* WHAT THE EXERCISE ASKS
A single number is expected: the count of lines in the entries below that contain "front".

---- GIVEN DATA

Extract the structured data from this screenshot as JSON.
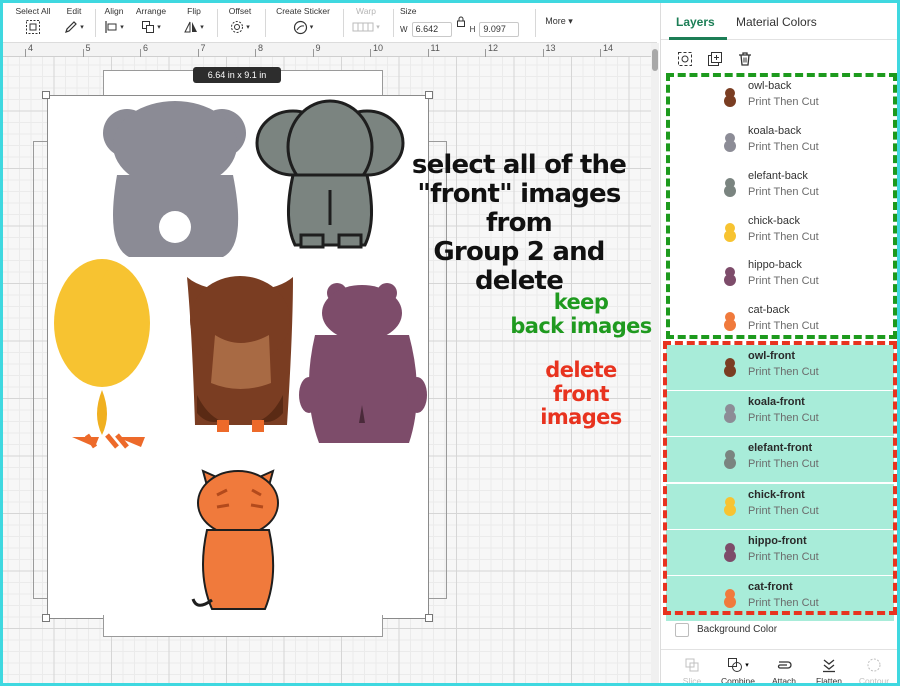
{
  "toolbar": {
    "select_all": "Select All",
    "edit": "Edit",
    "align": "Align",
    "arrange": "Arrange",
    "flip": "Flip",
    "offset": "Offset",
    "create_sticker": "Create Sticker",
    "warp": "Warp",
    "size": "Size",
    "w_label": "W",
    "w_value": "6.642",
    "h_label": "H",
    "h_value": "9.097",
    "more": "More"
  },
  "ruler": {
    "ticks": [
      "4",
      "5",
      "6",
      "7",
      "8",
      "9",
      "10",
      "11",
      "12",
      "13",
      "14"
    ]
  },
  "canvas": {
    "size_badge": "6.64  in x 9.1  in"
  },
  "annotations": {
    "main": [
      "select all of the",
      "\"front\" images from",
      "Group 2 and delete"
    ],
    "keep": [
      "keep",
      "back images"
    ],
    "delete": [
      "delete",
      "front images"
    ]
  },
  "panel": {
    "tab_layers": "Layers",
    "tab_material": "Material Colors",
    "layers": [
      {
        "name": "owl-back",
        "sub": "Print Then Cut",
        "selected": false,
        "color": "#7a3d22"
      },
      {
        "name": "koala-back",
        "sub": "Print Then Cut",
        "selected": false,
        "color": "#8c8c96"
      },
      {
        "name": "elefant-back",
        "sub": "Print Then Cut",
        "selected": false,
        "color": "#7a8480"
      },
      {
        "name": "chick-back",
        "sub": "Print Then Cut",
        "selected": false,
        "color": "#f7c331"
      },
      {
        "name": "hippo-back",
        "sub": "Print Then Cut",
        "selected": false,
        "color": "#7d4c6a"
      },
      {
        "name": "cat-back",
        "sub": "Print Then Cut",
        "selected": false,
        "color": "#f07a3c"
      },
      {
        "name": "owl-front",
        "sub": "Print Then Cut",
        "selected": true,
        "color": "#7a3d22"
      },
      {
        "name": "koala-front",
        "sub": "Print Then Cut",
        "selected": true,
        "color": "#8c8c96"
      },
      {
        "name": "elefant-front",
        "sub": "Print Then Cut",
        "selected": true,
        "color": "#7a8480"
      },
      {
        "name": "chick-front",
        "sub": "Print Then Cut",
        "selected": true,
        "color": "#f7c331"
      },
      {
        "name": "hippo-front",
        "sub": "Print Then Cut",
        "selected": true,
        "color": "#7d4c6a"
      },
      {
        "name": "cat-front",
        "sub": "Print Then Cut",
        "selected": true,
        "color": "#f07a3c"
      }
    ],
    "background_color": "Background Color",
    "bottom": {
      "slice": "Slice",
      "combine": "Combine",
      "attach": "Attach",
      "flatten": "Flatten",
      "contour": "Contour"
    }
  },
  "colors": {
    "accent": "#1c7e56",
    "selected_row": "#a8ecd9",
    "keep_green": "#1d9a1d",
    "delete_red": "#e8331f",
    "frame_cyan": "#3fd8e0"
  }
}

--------

* THE COMPLETED TASK
8